Parrot’s philosophy is completely different. A spokesperson told me the company trusts you to obey the laws (including registering your drone, by the way). They don’t want to babysit you or take away your independence.
On one hand, that sounds like Parrot’s excuse for putting no obstacle-avoidance sensors into the Anafi—by far its greatest weakness. If you want to fly it into a wall or a tree, it’s got nothing to stop you. (In my three weeks of testing, I crashed it three times. Thanks to its 11-ounce, carbon-fiber construction, though, it suffered no damage.)
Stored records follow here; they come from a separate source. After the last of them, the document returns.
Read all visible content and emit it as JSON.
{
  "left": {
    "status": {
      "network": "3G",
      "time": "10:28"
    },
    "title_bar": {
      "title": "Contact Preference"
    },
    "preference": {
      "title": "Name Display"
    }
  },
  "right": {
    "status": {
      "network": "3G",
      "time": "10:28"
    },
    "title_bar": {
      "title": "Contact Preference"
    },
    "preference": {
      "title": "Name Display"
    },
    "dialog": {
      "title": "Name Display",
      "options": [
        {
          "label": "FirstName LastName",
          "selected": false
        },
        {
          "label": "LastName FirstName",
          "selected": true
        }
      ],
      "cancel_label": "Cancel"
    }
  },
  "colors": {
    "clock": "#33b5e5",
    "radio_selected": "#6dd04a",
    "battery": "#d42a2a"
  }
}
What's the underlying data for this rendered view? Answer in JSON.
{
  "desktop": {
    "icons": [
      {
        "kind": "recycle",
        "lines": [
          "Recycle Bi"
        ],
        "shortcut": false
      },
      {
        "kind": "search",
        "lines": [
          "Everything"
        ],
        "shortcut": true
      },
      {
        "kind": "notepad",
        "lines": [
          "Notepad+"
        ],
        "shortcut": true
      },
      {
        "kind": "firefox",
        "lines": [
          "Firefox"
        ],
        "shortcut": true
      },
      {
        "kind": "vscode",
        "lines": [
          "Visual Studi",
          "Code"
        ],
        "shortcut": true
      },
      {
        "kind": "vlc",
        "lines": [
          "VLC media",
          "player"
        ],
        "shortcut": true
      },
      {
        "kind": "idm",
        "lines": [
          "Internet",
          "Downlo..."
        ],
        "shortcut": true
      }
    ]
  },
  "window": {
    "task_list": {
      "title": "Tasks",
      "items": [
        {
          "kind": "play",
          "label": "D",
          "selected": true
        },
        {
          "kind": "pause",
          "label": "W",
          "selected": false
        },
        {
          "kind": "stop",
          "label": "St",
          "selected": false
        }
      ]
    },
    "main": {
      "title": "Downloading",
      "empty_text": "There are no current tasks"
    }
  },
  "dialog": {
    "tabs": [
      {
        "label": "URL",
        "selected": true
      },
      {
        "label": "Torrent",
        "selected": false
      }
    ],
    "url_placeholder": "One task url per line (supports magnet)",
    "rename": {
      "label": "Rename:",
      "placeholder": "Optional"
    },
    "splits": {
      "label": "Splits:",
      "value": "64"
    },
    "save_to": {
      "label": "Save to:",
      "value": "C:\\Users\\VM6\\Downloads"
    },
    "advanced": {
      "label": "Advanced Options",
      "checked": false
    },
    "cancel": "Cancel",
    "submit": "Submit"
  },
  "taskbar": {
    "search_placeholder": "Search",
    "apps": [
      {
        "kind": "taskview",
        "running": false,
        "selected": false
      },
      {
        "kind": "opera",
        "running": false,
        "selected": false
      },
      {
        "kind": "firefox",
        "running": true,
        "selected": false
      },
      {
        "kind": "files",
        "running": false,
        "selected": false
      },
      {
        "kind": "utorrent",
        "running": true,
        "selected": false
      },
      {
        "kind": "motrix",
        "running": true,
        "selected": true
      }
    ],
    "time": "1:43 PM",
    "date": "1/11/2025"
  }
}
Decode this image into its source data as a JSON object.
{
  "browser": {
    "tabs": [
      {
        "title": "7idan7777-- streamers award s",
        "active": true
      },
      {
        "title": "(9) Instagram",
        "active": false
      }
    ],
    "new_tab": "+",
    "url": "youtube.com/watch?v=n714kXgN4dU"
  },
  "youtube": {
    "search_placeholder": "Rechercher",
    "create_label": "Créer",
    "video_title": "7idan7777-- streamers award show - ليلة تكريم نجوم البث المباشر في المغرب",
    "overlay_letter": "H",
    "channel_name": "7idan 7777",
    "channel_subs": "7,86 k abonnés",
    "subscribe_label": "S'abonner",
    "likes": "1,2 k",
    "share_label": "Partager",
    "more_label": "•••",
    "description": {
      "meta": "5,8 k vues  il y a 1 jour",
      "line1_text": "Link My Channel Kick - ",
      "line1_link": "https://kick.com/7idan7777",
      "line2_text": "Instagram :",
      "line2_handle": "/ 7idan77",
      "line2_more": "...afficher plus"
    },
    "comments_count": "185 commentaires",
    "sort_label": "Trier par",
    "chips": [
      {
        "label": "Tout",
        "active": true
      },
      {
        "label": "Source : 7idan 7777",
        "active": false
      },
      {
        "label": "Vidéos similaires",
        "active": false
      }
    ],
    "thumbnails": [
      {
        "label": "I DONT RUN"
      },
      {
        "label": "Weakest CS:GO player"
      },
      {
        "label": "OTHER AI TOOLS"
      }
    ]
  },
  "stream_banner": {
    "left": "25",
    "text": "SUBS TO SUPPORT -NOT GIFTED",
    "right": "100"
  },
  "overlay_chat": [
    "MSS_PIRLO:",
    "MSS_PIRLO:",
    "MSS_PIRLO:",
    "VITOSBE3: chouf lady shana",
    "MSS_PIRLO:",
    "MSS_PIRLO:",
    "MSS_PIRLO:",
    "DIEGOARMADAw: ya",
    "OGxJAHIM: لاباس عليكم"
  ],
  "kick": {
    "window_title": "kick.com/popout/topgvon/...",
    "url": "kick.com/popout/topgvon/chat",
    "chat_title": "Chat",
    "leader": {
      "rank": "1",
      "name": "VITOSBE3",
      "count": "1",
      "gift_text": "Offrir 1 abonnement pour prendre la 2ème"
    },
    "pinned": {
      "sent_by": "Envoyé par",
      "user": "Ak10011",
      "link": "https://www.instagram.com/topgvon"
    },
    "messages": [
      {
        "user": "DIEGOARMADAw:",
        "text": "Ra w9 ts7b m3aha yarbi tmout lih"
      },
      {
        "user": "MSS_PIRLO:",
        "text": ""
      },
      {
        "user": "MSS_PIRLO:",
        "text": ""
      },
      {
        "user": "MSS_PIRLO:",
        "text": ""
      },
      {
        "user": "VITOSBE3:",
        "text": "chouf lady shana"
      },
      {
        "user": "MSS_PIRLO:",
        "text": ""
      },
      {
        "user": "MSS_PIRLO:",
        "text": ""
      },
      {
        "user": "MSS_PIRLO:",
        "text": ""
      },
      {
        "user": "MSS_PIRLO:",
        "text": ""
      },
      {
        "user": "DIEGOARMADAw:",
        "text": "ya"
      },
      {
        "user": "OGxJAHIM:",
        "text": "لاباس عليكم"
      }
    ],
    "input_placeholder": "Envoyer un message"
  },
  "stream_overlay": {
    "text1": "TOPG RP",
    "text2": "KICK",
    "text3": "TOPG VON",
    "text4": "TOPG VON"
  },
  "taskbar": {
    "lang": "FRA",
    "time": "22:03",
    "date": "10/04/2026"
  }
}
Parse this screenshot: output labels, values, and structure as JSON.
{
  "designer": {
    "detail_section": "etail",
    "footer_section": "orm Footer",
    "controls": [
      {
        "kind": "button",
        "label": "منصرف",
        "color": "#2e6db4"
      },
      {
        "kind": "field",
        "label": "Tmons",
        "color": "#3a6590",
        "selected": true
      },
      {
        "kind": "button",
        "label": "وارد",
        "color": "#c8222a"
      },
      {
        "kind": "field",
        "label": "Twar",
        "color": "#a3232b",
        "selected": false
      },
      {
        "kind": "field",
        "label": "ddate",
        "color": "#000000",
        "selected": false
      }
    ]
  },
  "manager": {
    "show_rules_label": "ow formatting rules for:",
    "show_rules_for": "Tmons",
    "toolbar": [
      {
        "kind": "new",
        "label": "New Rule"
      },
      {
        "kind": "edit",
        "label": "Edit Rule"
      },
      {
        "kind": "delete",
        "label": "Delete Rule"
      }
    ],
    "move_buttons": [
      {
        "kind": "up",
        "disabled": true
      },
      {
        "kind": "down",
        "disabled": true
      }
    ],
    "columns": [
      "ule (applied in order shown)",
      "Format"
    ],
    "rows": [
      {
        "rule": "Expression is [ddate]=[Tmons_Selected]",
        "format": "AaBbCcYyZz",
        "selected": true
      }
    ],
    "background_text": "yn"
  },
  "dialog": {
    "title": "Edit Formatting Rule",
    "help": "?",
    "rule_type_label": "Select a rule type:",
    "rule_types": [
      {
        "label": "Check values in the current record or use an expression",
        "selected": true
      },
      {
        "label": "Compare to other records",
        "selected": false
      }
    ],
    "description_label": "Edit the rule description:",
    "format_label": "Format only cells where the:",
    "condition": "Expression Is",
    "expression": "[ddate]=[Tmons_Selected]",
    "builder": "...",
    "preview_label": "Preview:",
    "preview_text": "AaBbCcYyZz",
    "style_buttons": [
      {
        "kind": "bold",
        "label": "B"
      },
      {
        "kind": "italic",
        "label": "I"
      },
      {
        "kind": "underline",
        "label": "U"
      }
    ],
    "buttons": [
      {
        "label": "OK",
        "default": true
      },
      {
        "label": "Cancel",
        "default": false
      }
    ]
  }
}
The Mavic Air, by contrast, has anti-collision sensors in front, back, and bottom (here’s my review). The only way you can crash it is sideways or upward. (DJI is reported to be developing a Mavic with anti-collision sensors